Description of the task:
A word-for-word copy of the records is needed, with every picture left out.

__________

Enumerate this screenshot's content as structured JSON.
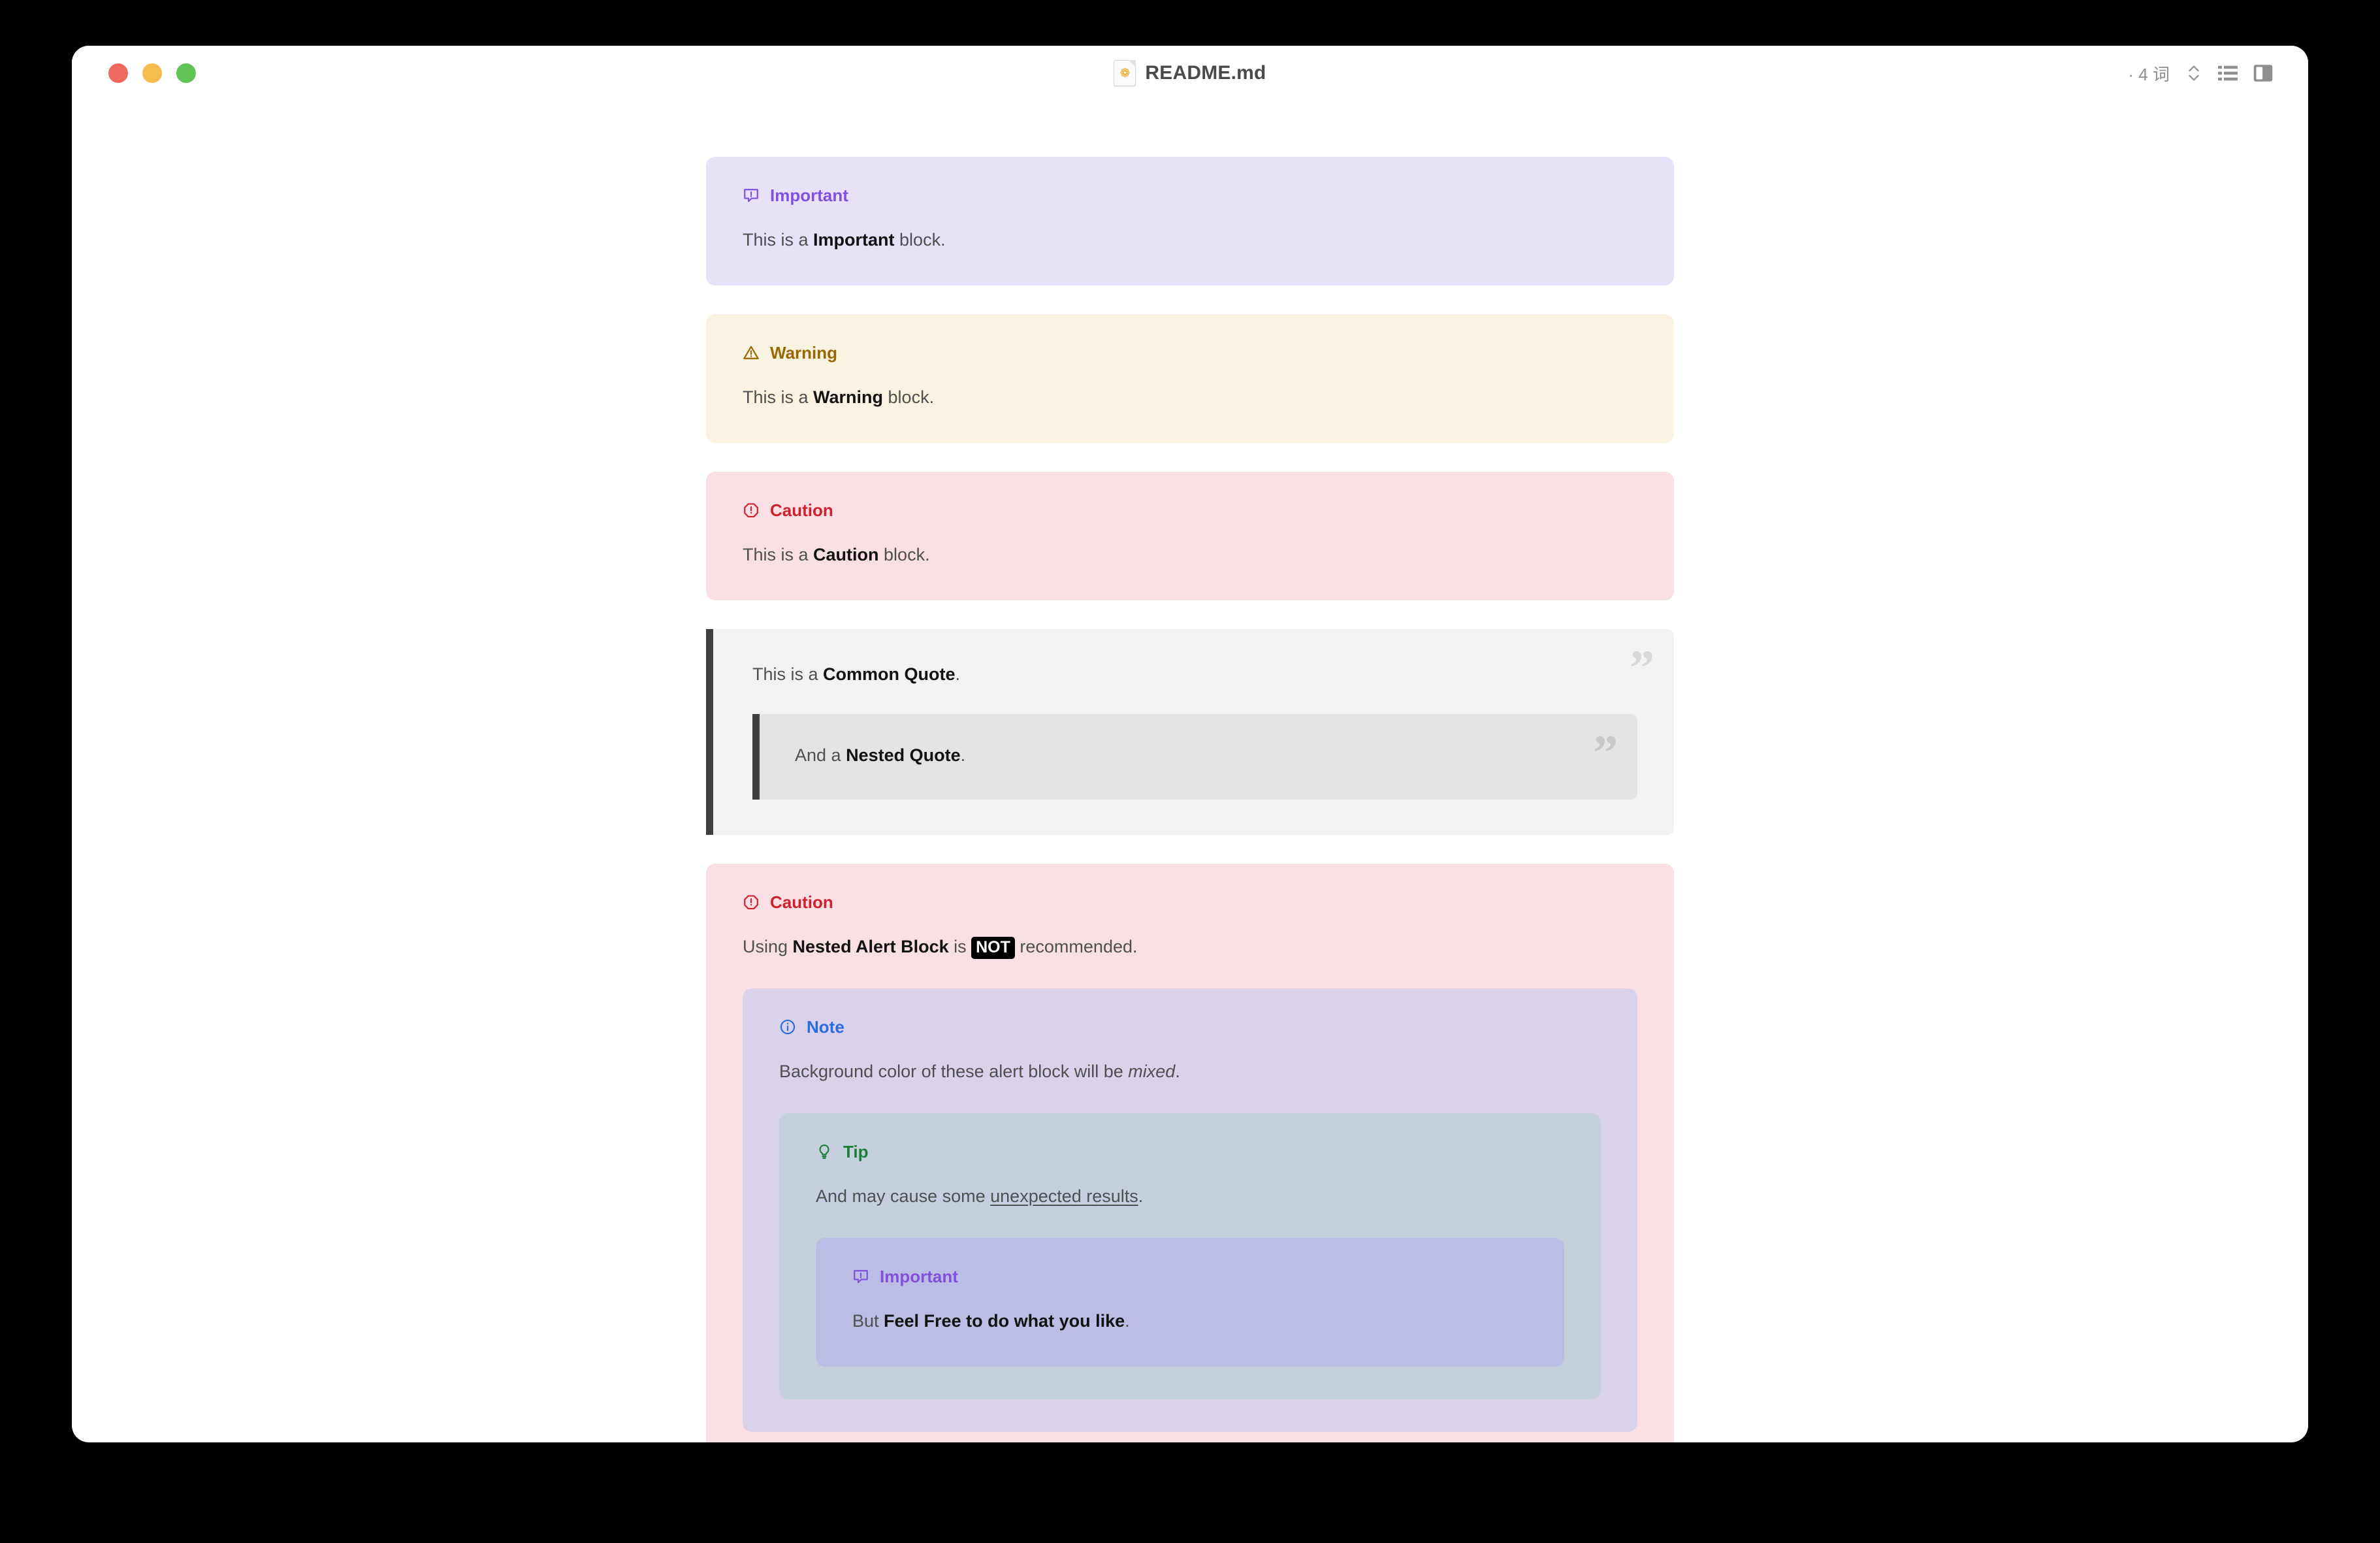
{
  "window": {
    "title": "README.md",
    "doc_icon_glyph": "❁",
    "traffic_lights": [
      "close",
      "minimize",
      "maximize"
    ]
  },
  "toolbar": {
    "word_count": "· 4 词",
    "sort_icon": "chevron-up-down-icon",
    "outline_icon": "list-icon",
    "sidebar_icon": "sidebar-toggle-icon"
  },
  "blocks": {
    "important": {
      "label": "Important",
      "icon": "message-alert-icon",
      "color": "#8250df",
      "bg": "#e7e2f8",
      "body_pre": "This is a ",
      "body_strong": "Important",
      "body_post": " block."
    },
    "warning": {
      "label": "Warning",
      "icon": "triangle-alert-icon",
      "color": "#9a6700",
      "bg": "#faf3e2",
      "body_pre": "This is a ",
      "body_strong": "Warning",
      "body_post": " block."
    },
    "caution": {
      "label": "Caution",
      "icon": "octagon-alert-icon",
      "color": "#cf222e",
      "bg": "#fae0e4",
      "body_pre": "This is a ",
      "body_strong": "Caution",
      "body_post": " block."
    },
    "quote": {
      "mark": "”",
      "body_pre": "This is a ",
      "body_strong": "Common Quote",
      "body_post": ".",
      "nested": {
        "mark": "”",
        "body_pre": "And a ",
        "body_strong": "Nested Quote",
        "body_post": "."
      }
    },
    "caution_nested": {
      "label": "Caution",
      "icon": "octagon-alert-icon",
      "color": "#cf222e",
      "bg": "#fae0e4",
      "body_pre": "Using ",
      "body_strong": "Nested Alert Block",
      "body_mid": " is ",
      "body_code": "NOT",
      "body_post": " recommended."
    },
    "note": {
      "label": "Note",
      "icon": "info-circle-icon",
      "color": "#2b6cdf",
      "bg": "#dad2ea",
      "body_pre": "Background color of these alert block will be ",
      "body_em": "mixed",
      "body_post": "."
    },
    "tip": {
      "label": "Tip",
      "icon": "lightbulb-icon",
      "color": "#1a7f37",
      "bg": "#c5cfde",
      "body_pre": "And may cause some ",
      "body_underline": "unexpected results",
      "body_post": "."
    },
    "important_inner": {
      "label": "Important",
      "icon": "message-alert-icon",
      "color": "#8250df",
      "bg": "#bcbde4",
      "body_pre": "But ",
      "body_strong": "Feel Free to do what you like",
      "body_post": "."
    }
  }
}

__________

Answer to this problem:
Enumerate this screenshot's content as structured JSON.
{
  "window": {
    "title": "README.md",
    "doc_icon_glyph": "❁",
    "traffic_lights": [
      "close",
      "minimize",
      "maximize"
    ]
  },
  "toolbar": {
    "word_count": "· 4 词",
    "sort_icon": "chevron-up-down-icon",
    "outline_icon": "list-icon",
    "sidebar_icon": "sidebar-toggle-icon"
  },
  "blocks": {
    "important": {
      "label": "Important",
      "icon": "message-alert-icon",
      "color": "#8250df",
      "bg": "#e7e2f8",
      "body_pre": "This is a ",
      "body_strong": "Important",
      "body_post": " block."
    },
    "warning": {
      "label": "Warning",
      "icon": "triangle-alert-icon",
      "color": "#9a6700",
      "bg": "#faf3e2",
      "body_pre": "This is a ",
      "body_strong": "Warning",
      "body_post": " block."
    },
    "caution": {
      "label": "Caution",
      "icon": "octagon-alert-icon",
      "color": "#cf222e",
      "bg": "#fae0e4",
      "body_pre": "This is a ",
      "body_strong": "Caution",
      "body_post": " block."
    },
    "quote": {
      "mark": "”",
      "body_pre": "This is a ",
      "body_strong": "Common Quote",
      "body_post": ".",
      "nested": {
        "mark": "”",
        "body_pre": "And a ",
        "body_strong": "Nested Quote",
        "body_post": "."
      }
    },
    "caution_nested": {
      "label": "Caution",
      "icon": "octagon-alert-icon",
      "color": "#cf222e",
      "bg": "#fae0e4",
      "body_pre": "Using ",
      "body_strong": "Nested Alert Block",
      "body_mid": " is ",
      "body_code": "NOT",
      "body_post": " recommended."
    },
    "note": {
      "label": "Note",
      "icon": "info-circle-icon",
      "color": "#2b6cdf",
      "bg": "#dad2ea",
      "body_pre": "Background color of these alert block will be ",
      "body_em": "mixed",
      "body_post": "."
    },
    "tip": {
      "label": "Tip",
      "icon": "lightbulb-icon",
      "color": "#1a7f37",
      "bg": "#c5cfde",
      "body_pre": "And may cause some ",
      "body_underline": "unexpected results",
      "body_post": "."
    },
    "important_inner": {
      "label": "Important",
      "icon": "message-alert-icon",
      "color": "#8250df",
      "bg": "#bcbde4",
      "body_pre": "But ",
      "body_strong": "Feel Free to do what you like",
      "body_post": "."
    }
  }
}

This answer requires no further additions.